===== Data to examine =====

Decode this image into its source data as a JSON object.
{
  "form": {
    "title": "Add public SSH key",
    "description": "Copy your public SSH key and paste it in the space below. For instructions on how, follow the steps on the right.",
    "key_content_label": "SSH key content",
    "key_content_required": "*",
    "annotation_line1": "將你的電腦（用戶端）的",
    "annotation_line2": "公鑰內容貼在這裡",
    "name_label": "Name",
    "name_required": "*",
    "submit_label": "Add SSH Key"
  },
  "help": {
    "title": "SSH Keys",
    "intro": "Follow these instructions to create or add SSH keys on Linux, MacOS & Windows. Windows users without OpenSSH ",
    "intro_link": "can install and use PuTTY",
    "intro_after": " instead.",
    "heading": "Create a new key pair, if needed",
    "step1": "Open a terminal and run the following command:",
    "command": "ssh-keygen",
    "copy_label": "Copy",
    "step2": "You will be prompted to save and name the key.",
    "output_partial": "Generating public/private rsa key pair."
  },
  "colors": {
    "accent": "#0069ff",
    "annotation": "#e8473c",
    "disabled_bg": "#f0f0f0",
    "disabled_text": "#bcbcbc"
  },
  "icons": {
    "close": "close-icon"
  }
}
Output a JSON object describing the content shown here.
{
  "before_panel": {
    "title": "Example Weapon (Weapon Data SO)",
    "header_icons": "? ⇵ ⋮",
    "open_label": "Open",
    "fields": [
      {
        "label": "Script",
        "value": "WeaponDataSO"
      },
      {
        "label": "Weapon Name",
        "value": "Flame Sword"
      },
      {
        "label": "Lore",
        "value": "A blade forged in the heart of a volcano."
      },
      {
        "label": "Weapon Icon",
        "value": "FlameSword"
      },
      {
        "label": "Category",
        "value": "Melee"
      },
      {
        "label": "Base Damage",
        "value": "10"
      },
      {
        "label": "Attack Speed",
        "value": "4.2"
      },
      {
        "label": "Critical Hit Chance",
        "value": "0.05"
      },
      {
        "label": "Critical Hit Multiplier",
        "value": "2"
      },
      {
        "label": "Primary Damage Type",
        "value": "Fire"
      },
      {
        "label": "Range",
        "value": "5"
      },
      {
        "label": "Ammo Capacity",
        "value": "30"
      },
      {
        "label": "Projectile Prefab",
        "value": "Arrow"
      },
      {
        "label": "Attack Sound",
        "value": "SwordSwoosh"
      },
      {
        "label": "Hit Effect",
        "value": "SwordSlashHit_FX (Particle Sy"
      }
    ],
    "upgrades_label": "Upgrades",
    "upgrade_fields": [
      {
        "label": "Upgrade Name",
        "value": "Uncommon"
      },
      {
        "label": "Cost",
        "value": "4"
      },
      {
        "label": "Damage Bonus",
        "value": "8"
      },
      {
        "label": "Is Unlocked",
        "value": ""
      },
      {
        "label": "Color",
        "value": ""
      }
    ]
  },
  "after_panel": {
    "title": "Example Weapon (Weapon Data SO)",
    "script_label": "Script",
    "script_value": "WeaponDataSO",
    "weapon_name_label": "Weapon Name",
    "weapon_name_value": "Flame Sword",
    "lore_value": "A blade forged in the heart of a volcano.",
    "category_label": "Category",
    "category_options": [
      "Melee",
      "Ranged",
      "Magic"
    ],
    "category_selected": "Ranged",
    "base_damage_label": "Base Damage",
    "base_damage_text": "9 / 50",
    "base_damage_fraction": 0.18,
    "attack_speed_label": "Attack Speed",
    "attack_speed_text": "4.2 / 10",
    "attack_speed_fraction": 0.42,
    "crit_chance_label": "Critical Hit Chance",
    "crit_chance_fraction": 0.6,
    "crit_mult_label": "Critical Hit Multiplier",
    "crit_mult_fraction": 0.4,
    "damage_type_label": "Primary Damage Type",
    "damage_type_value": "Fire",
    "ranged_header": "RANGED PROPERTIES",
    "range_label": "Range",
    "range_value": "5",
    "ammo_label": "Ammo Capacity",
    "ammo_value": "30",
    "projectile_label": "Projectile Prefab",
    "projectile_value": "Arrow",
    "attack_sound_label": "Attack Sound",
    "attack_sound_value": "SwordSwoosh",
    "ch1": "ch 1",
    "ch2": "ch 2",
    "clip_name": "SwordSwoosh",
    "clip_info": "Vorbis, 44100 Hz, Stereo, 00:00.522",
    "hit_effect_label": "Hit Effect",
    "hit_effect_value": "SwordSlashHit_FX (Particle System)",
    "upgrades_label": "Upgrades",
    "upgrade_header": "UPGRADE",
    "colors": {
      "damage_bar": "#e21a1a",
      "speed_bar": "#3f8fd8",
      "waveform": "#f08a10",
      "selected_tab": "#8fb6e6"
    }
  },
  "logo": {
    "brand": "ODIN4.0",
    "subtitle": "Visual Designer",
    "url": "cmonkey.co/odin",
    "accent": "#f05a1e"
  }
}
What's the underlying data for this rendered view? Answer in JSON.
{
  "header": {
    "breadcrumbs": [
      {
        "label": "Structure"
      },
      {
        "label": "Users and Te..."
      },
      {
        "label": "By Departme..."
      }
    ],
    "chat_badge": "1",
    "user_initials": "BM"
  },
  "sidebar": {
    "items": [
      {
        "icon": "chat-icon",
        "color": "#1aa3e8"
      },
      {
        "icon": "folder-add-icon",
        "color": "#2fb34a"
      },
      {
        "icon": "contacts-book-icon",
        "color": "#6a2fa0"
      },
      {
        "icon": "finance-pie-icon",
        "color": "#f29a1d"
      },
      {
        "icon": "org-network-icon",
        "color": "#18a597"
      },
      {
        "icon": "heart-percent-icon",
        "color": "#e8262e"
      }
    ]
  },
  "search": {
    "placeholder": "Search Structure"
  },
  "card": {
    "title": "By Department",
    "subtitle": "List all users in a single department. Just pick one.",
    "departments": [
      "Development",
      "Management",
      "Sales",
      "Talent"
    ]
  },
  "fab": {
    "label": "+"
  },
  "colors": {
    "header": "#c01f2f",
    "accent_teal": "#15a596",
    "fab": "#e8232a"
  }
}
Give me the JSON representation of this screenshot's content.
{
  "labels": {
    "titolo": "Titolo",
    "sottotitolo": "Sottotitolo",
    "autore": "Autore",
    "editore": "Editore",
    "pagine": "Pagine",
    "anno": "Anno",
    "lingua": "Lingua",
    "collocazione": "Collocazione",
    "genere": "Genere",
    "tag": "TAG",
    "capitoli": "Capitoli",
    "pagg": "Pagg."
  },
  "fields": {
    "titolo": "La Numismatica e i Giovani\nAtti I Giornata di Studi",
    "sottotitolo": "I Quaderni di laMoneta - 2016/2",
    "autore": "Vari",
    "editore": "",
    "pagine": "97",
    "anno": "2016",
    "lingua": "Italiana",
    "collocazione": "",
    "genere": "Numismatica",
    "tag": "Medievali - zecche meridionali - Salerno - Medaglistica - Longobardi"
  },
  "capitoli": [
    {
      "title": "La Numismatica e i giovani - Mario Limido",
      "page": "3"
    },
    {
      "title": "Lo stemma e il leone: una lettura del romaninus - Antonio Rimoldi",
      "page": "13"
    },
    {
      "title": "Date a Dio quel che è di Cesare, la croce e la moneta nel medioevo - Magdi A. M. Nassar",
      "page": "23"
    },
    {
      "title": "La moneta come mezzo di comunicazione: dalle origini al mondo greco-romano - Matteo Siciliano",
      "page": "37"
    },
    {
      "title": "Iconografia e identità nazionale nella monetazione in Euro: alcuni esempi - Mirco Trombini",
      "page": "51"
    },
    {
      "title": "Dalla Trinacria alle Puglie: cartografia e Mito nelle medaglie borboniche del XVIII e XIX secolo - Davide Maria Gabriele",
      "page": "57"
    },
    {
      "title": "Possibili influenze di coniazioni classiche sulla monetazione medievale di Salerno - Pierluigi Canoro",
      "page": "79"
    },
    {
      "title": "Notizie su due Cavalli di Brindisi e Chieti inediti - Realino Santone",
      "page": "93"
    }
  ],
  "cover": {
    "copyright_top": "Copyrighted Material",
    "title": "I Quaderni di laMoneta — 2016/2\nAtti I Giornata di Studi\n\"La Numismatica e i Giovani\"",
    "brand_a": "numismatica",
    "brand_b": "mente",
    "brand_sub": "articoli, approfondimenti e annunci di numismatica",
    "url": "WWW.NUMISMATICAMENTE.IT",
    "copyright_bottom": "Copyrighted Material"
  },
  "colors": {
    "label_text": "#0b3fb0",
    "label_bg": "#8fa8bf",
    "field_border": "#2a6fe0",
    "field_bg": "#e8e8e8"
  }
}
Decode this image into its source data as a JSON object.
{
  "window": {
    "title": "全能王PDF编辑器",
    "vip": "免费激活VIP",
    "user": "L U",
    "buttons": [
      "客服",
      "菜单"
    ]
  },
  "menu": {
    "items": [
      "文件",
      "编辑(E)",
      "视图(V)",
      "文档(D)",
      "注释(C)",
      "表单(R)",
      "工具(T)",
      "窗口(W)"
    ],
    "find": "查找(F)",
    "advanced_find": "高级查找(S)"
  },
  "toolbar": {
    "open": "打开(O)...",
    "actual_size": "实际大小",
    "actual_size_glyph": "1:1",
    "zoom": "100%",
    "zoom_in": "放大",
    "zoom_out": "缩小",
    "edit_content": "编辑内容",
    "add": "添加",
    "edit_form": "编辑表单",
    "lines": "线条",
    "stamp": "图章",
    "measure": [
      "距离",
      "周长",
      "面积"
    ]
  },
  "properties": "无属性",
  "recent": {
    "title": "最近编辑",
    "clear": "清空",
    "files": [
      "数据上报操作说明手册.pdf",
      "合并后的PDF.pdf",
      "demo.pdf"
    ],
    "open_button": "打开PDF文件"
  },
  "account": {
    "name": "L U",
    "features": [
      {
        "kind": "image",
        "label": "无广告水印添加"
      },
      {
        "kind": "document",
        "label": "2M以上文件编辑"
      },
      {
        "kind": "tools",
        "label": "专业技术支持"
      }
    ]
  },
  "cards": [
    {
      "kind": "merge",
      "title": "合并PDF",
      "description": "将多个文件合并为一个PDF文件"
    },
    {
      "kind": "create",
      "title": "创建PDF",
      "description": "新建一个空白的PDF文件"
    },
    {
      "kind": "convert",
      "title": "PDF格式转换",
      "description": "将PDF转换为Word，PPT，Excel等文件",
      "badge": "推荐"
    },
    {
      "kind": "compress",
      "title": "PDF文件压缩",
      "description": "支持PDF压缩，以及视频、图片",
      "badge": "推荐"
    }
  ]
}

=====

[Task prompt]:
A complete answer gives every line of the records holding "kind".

[Answer to the exercise]:
        "kind": "image",
        "kind": "document",
        "kind": "tools",
      "kind": "merge",
      "kind": "create",
      "kind": "convert",
      "kind": "compress",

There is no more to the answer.